"Rolled off that tiller and floated away on the waves my ass! I was thrown off that raft on purpose when the crew weren't looking then left for dead. He carried a doppelganger coconut aboard that ship wrapped in a towel during that last rescue at sea shoot, pretending it was me. His best buddy and lovable co-star that he saved once more! The crew were devastated when they eventually found out the deception but by that time it was too late. I was gone! " He sighed, and a single tear ran down his cheek. "so I'm done with fickle humans and their tricky ways- Get your own cave Sonny. Beat it. **** off! I'll not warn you again."
So I did. A sad tale. Despite my offer of lasting friendship and a permanent home with me, safe and warm on a sunny windowsill in my kitchen he seemed resolute and determined to carry on alone, now that he had found land at last, after all these years drifting aimlessly at sea so I left the strange little figure to his fate. He was not really alone though as he had many, many friends among the world's sea birds and other aquatic creatures.... and their company suited him much better these days. I wished him well.
At this point the tide was still coming in fast... the faint path had disappeared altogether...and the going was slow underfoot, picking my way over rapidly disappearing boulders and seaweed.
More oystercatchers. I wondered how many years of isolation it would take, living alone on a desert island before a human would start talking to a volleyball as a trusted confidant and friend? (other types of ball to confide in are available.)
A rare spot of normal easy walking across a sandy beach. Note the train which I was intending to get back from Cardross. Still determined to make it.
Normal awkward walking service resumed with this stretch of angled slabs. Still managed to cross them though with the tide still rising up them as I did so. Railway line nearby.
Patch of snowdrops.
I then hit the biggest obstacle yet encountered and this one finally beat me. A full km or so of large boulders piled up as a sea embankment with the water lapping on one side and the metal perimeter fence and railway line directly above on the other higher edge.

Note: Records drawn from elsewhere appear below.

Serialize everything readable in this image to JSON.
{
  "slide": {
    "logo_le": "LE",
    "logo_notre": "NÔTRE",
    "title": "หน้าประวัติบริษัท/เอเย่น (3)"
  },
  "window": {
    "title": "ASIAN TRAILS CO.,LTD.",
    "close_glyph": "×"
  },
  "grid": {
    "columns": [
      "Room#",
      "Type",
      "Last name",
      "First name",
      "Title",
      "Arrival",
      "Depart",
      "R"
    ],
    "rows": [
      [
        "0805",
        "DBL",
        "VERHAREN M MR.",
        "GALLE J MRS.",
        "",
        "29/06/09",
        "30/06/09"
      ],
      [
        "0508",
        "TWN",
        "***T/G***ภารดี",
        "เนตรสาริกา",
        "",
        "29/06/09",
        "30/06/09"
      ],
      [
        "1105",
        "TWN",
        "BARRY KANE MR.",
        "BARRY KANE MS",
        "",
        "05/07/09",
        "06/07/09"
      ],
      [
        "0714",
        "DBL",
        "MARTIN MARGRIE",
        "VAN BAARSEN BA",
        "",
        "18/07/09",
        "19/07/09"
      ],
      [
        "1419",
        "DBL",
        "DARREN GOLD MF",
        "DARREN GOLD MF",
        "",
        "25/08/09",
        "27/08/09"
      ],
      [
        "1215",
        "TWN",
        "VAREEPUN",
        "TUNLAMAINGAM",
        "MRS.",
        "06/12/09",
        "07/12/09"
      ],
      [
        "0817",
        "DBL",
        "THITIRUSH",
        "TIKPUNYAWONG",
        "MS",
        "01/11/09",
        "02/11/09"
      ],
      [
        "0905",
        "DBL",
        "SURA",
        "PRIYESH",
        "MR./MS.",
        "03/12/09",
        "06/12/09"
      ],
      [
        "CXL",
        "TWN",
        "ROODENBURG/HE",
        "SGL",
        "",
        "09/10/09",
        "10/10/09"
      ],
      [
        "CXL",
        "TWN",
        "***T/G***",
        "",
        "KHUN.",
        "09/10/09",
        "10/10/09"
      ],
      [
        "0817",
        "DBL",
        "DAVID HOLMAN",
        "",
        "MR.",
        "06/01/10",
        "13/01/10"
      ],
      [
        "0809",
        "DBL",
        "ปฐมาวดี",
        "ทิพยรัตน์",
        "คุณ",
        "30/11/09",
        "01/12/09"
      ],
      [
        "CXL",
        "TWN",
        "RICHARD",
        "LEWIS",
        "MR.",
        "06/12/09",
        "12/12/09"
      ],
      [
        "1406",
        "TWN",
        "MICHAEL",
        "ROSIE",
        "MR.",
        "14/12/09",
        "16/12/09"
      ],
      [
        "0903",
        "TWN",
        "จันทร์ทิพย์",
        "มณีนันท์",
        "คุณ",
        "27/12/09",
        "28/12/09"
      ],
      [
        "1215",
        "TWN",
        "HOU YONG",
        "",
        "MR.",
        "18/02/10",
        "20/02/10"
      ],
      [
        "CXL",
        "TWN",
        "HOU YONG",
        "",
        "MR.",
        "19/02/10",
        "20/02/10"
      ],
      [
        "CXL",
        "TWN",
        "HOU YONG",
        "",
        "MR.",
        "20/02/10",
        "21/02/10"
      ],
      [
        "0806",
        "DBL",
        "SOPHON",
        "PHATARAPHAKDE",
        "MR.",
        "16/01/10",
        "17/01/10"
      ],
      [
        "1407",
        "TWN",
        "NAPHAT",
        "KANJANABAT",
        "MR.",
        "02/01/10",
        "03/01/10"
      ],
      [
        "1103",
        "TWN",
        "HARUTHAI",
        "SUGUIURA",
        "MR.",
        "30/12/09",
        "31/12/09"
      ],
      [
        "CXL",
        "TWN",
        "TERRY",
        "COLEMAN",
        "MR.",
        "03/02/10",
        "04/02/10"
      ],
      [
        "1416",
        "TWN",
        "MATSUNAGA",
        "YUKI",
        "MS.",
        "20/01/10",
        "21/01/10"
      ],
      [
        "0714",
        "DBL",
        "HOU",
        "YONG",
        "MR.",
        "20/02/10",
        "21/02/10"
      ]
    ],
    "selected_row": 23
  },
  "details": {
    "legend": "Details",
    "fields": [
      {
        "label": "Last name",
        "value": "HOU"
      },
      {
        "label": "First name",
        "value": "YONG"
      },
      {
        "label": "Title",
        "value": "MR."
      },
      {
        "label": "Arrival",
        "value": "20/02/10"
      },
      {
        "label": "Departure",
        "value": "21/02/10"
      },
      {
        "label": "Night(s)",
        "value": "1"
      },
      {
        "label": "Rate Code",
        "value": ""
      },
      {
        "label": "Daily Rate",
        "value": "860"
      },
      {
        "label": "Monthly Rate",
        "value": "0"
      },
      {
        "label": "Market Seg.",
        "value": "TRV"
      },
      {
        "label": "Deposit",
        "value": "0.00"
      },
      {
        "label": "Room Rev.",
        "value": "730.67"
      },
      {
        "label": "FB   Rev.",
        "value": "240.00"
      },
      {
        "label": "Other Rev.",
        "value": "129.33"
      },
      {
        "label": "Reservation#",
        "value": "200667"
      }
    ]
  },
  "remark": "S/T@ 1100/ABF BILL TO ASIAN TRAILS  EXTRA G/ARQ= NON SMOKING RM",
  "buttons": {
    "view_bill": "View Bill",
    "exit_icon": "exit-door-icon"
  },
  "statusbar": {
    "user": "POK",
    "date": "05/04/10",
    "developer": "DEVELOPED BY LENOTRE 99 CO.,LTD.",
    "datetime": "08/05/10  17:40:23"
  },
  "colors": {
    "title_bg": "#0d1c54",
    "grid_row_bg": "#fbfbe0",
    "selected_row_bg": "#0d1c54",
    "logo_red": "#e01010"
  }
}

Ten years ago I'd have danced across a km of sloping boulders like this no bother but fast footwork, confidence in my overall balance and split second reflexes to react to surfaces tilted at all different angles with every new step taken are in the past. Not as easy as it looks in the photograph unless you are young and springy. I started off walking upright then soon moved to all fours for safety as deep holes and sharp hard edges hinted at a snapped leg or hip if I put a single foot wrong. Crawling for a full km was not a pleasant thought, even though I was relatively close to the station now so I reluctantly turned back for around a mile and found a tunnel cattle creep under the railway line then followed the main road on foot back to Dumbarton which luckily had a pavement all the way. At low tide Dumbarton to Cardross along the coastline would be much easier but I still enjoyed it.
A fun day out. Lang Craigs and Doughnut Hill above Dumbarton.
Concerned onlookers... "Which twin has the Tony.?" being an old hairdressers line.
and hopeful lunch guests....